The report, Shifting to Value amid Pandemic and Staffing Challenges, builds on Humana and MGMA’s 2019 research study on personnel and technological strategies for a successful shift to a value-based care model. Using new data, the latest report sheds light on how primary care groups have worked toward value-based care amid both a pandemic and labor shortages.

Key findings include:

  • The total revenue from value-based arrangements was rather unchanged from 2019 to 2022
  • More than two-thirds (67 percent) of medical group leaders believe a value-based care model provides greater quality of care to patients than the FFS model, and 43 percent of practice leaders said value-based care was better for financial performance, compared to 31 percent who felt FFS was better
  • The primary investment areas among medical practices shifting toward value-based care are staff (74 percent) and technology (71 percent), followed by patient engagement (59 percent) and SDoH considerations (47 percent)
  • The most common staffing additions include care coordination (72 percent), care management (67 percent), data analytics (57 percent), and quality improvement (56 percent)
  • The leading forms of technology added by practices adopting value-based care include data analytics/reporting (82 percent) and population health management (57 percent)
  • Amid labor shortages, 40 percent of medical practices said they had physicians retire early or leave the practice due to burnout

HHS announces $15M in grants to address mental health crisis

The U.S. Department of Health & Human Services (HHS), through the Substance Abuse and Mental Health Services Administration (SAMHSA), announced this week it will award $15 million in grants early next year for states to address the country’s mental health crisis through Certified Community Behavioral Health Clinics (CCBHCs). The clinics provide 24/7 crisis services to those in need of mental health care or substance use, regardless of their ability to pay, place of residence, or age.
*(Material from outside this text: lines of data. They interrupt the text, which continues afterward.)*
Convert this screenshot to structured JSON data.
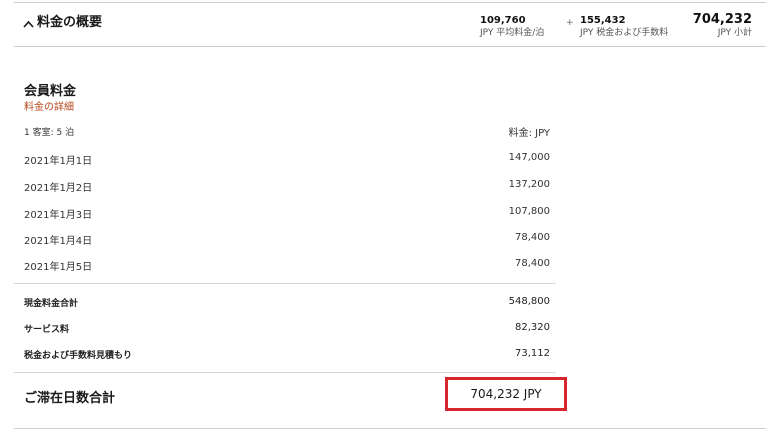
{
  "summary": {
    "title": "料金の概要",
    "metrics": [
      {
        "value": "109,760",
        "label": "JPY 平均料金/泊"
      },
      {
        "value": "155,432",
        "label": "JPY 税金および手数料"
      },
      {
        "value": "704,232",
        "label": "JPY 小計"
      }
    ],
    "plus_sign": "+"
  },
  "section": {
    "title": "会員料金",
    "details_link": "料金の詳細"
  },
  "stay": {
    "room_info": "1 客室: 5 泊",
    "rate_header": "料金: JPY",
    "nights": [
      {
        "date": "2021年1月1日",
        "amount": "147,000"
      },
      {
        "date": "2021年1月2日",
        "amount": "137,200"
      },
      {
        "date": "2021年1月3日",
        "amount": "107,800"
      },
      {
        "date": "2021年1月4日",
        "amount": "78,400"
      },
      {
        "date": "2021年1月5日",
        "amount": "78,400"
      }
    ]
  },
  "totals": [
    {
      "label": "現金料金合計",
      "amount": "548,800"
    },
    {
      "label": "サービス料",
      "amount": "82,320"
    },
    {
      "label": "税金および手数料見積もり",
      "amount": "73,112"
    }
  ],
  "grand_total": {
    "label": "ご滞在日数合計",
    "value": "704,232 JPY",
    "highlight_color": "#d8262d"
  },
  "colors": {
    "link": "#b6471a"
  }
}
The $15 million in grants are an additional round of funding to the $300 million awarded to CCBHCs in September under the Bipartisan Safer Communities Act. The additional funding will be used to expand CCBHC planning grants to all 50 states, which are required in order to apply for a four-year demonstration program starting in 2024. The planning period is intended to allow states an opportunity to certify clinics, develop possible payment systems for Medicaid reimbursement, and prepare their applications.

“With these additional funds, we’re delivering on President Biden’s commitment to strengthen mental and behavioral health for all Americans, including people living in our nation’s most vulnerable communities,” said HHS Secretary Xavier Becerra, in a statement. “Behavioral health is health. Period. There should be no distinction. This investment will bring us closer to that reality.”